Please visit this link for the whole article http://nz.news.yahoo.com/a/-/latest/9573184/faultline-that-could-trigger-big-quake-discovered/
This news came just days before the latest Tsunami warning in New Zealand on 6th June 2011.
ARTICLE OF INTEREST - Australian Popular Science Website (Sept 2012)
This Escape Pod Could Save Lives In A Tsunami
Australian business owner Matt Duncan usually builds steel-hulled houseboats, but he was so affected by last year's devastating tsunami in Japan that he's turned his focus to seaworthy survival craft. His bright orange Tsunami Survival Pod can accommodate four people for two and a half hours.
Duncan tells the Gold Coast Bulletin that he couldn't take his eyes off the TV last spring after a tsunami ravaged Japan. "I was home the day the tsunami hit, watching it on television and just thinking, 'What could I have done to save these people?'" he recalled. He watched hours of footage and observed how different objects responded to the action of the waves and the other debris pulled out to sea.

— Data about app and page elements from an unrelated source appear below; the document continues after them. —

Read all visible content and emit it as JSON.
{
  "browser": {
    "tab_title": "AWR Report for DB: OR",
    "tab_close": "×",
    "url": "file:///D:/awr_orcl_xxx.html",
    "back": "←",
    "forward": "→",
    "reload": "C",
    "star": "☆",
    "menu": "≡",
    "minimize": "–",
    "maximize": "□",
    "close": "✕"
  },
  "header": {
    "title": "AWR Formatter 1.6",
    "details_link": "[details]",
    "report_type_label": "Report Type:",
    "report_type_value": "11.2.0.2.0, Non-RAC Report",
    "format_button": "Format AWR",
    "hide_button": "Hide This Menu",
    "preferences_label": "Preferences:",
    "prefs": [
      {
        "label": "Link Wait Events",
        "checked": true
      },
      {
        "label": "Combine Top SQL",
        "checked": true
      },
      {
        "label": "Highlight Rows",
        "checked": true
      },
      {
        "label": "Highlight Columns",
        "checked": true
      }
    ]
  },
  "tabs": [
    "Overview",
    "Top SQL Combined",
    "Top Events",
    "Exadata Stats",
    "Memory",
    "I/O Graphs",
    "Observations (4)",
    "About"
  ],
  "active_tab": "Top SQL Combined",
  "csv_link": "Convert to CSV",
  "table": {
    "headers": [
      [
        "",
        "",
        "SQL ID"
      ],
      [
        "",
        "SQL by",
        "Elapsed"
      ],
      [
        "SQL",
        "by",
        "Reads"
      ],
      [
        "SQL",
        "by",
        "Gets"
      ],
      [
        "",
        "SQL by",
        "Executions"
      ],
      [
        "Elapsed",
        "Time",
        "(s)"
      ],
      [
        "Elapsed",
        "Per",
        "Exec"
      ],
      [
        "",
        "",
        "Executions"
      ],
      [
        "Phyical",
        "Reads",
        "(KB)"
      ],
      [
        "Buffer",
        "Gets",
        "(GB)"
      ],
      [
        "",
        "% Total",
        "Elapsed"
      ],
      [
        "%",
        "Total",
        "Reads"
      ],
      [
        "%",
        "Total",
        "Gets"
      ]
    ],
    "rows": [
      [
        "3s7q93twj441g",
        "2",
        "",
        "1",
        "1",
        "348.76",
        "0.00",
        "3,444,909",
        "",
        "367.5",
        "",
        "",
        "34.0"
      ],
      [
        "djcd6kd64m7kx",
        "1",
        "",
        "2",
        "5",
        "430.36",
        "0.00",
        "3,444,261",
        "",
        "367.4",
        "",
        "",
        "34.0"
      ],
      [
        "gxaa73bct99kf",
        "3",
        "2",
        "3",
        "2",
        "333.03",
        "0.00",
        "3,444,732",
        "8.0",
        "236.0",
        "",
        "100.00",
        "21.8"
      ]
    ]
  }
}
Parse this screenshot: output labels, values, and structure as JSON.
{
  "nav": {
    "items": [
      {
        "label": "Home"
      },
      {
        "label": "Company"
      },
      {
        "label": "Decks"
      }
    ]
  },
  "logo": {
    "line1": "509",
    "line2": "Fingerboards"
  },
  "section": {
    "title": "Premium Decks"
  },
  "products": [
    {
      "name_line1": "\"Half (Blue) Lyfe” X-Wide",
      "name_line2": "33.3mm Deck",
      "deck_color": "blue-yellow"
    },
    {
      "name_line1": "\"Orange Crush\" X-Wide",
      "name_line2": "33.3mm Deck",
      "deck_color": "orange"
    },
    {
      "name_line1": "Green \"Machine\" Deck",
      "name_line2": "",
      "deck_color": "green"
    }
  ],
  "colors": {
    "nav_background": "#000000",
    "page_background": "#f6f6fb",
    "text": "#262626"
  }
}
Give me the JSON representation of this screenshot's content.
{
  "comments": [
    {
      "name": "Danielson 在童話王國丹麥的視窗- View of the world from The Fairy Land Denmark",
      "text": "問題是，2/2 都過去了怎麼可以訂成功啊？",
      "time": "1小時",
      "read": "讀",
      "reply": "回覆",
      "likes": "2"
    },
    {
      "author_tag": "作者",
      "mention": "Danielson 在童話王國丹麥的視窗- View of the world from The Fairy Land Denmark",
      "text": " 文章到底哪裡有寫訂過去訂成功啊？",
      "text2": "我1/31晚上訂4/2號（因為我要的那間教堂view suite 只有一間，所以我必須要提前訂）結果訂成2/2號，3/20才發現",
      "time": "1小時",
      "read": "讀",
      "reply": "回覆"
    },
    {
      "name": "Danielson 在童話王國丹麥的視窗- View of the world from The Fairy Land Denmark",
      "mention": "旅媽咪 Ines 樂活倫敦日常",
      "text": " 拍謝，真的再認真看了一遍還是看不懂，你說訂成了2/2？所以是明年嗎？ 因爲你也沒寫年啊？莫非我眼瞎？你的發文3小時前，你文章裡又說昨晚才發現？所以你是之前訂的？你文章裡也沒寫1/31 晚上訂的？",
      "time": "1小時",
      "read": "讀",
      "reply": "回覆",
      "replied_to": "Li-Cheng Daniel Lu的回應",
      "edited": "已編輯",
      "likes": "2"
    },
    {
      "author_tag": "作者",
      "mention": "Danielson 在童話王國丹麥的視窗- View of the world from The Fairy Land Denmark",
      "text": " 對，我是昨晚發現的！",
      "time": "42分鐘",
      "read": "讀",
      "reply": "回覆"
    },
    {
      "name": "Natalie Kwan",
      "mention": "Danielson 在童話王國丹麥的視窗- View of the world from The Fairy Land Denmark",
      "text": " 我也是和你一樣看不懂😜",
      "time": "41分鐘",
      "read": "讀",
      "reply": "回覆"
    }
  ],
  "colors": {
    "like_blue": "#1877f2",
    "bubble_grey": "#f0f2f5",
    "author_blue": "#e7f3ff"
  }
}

Within a few days, he'd designed this safety pod, using the spiral-welded steel he uses for his houseboats. It has crumple zones to absorb impacts; racing-style seats and five-point safety harnesses for four passengers; a flashing beacon to alert rescuers; and hooks for helicopters to grab and lift it to safety. It even has one-inch-thick polycarbonate windows so you don't feel claustrophobic.
He said the pods will retail for $8,500 in Australian dollars, or about $8,872 USD, and they can fit in an average garage. A tsunami usually comes with at least some warning, so someone could conceivably wheel it out and hop in before the water rises.